● Task
Every line below is to be quoted exactly, with nothing added or dropped.

** Data follows **

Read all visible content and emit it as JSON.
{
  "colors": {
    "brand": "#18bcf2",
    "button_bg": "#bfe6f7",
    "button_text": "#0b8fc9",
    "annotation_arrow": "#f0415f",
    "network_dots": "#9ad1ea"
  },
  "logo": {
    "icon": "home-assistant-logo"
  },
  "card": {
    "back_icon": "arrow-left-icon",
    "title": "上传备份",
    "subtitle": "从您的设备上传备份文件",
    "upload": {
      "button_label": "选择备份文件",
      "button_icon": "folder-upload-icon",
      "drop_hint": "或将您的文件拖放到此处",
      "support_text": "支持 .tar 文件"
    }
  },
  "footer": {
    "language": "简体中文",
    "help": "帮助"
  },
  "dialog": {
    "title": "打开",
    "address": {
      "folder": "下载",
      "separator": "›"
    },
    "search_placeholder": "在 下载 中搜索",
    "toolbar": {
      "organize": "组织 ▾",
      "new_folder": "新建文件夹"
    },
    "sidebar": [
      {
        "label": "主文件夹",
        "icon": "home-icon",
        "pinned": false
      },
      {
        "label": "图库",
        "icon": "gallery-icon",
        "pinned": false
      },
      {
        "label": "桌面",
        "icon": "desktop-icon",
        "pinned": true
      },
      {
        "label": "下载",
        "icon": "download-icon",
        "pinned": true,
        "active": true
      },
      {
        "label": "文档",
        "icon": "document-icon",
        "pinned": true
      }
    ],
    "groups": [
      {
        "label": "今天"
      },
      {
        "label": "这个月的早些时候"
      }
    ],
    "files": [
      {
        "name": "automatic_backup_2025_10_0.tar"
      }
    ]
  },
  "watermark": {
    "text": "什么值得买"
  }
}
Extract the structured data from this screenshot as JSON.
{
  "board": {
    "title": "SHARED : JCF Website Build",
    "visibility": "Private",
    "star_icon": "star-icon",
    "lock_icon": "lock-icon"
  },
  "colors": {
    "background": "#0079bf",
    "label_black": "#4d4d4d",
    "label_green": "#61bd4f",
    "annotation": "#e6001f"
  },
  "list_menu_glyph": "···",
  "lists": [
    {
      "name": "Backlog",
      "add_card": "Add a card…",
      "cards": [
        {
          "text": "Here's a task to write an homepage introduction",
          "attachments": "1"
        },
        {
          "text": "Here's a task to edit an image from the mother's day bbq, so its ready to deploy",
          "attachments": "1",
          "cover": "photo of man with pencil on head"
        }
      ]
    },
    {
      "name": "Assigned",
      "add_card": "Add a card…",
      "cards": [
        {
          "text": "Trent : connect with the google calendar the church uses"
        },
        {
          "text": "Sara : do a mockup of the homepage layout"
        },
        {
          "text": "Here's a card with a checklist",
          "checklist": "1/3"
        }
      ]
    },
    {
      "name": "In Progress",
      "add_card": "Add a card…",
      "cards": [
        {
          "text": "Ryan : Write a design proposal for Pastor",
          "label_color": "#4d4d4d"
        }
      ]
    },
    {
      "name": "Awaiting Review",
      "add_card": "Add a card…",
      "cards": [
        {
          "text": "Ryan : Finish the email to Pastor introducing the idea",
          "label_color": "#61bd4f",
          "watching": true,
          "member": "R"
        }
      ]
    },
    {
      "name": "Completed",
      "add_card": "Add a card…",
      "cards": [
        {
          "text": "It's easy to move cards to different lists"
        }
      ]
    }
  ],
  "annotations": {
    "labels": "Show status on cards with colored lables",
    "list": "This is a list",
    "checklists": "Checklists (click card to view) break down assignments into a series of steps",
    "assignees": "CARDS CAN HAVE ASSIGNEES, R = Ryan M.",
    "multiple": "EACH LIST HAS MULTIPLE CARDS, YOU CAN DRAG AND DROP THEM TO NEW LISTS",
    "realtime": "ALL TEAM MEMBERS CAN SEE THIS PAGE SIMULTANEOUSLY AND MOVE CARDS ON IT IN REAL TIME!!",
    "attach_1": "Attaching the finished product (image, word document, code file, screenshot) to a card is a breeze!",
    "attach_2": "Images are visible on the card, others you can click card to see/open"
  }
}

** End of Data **

● Exercise output
Read all visible content and emit it as JSON.
{
  "colors": {
    "brand": "#18bcf2",
    "button_bg": "#bfe6f7",
    "button_text": "#0b8fc9",
    "annotation_arrow": "#f0415f",
    "network_dots": "#9ad1ea"
  },
  "logo": {
    "icon": "home-assistant-logo"
  },
  "card": {
    "back_icon": "arrow-left-icon",
    "title": "上传备份",
    "subtitle": "从您的设备上传备份文件",
    "upload": {
      "button_label": "选择备份文件",
      "button_icon": "folder-upload-icon",
      "drop_hint": "或将您的文件拖放到此处",
      "support_text": "支持 .tar 文件"
    }
  },
  "footer": {
    "language": "简体中文",
    "help": "帮助"
  },
  "dialog": {
    "title": "打开",
    "address": {
      "folder": "下载",
      "separator": "›"
    },
    "search_placeholder": "在 下载 中搜索",
    "toolbar": {
      "organize": "组织 ▾",
      "new_folder": "新建文件夹"
    },
    "sidebar": [
      {
        "label": "主文件夹",
        "icon": "home-icon",
        "pinned": false
      },
      {
        "label": "图库",
        "icon": "gallery-icon",
        "pinned": false
      },
      {
        "label": "桌面",
        "icon": "desktop-icon",
        "pinned": true
      },
      {
        "label": "下载",
        "icon": "download-icon",
        "pinned": true,
        "active": true
      },
      {
        "label": "文档",
        "icon": "document-icon",
        "pinned": true
      }
    ],
    "groups": [
      {
        "label": "今天"
      },
      {
        "label": "这个月的早些时候"
      }
    ],
    "files": [
      {
        "name": "automatic_backup_2025_10_0.tar"
      }
    ]
  },
  "watermark": {
    "text": "什么值得买"
  }
}
Extract the structured data from this screenshot as JSON.
{
  "board": {
    "title": "SHARED : JCF Website Build",
    "visibility": "Private",
    "star_icon": "star-icon",
    "lock_icon": "lock-icon"
  },
  "colors": {
    "background": "#0079bf",
    "label_black": "#4d4d4d",
    "label_green": "#61bd4f",
    "annotation": "#e6001f"
  },
  "list_menu_glyph": "···",
  "lists": [
    {
      "name": "Backlog",
      "add_card": "Add a card…",
      "cards": [
        {
          "text": "Here's a task to write an homepage introduction",
          "attachments": "1"
        },
        {
          "text": "Here's a task to edit an image from the mother's day bbq, so its ready to deploy",
          "attachments": "1",
          "cover": "photo of man with pencil on head"
        }
      ]
    },
    {
      "name": "Assigned",
      "add_card": "Add a card…",
      "cards": [
        {
          "text": "Trent : connect with the google calendar the church uses"
        },
        {
          "text": "Sara : do a mockup of the homepage layout"
        },
        {
          "text": "Here's a card with a checklist",
          "checklist": "1/3"
        }
      ]
    },
    {
      "name": "In Progress",
      "add_card": "Add a card…",
      "cards": [
        {
          "text": "Ryan : Write a design proposal for Pastor",
          "label_color": "#4d4d4d"
        }
      ]
    },
    {
      "name": "Awaiting Review",
      "add_card": "Add a card…",
      "cards": [
        {
          "text": "Ryan : Finish the email to Pastor introducing the idea",
          "label_color": "#61bd4f",
          "watching": true,
          "member": "R"
        }
      ]
    },
    {
      "name": "Completed",
      "add_card": "Add a card…",
      "cards": [
        {
          "text": "It's easy to move cards to different lists"
        }
      ]
    }
  ],
  "annotations": {
    "labels": "Show status on cards with colored lables",
    "list": "This is a list",
    "checklists": "Checklists (click card to view) break down assignments into a series of steps",
    "assignees": "CARDS CAN HAVE ASSIGNEES, R = Ryan M.",
    "multiple": "EACH LIST HAS MULTIPLE CARDS, YOU CAN DRAG AND DROP THEM TO NEW LISTS",
    "realtime": "ALL TEAM MEMBERS CAN SEE THIS PAGE SIMULTANEOUSLY AND MOVE CARDS ON IT IN REAL TIME!!",
    "attach_1": "Attaching the finished product (image, word document, code file, screenshot) to a card is a breeze!",
    "attach_2": "Images are visible on the card, others you can click card to see/open"
  }
}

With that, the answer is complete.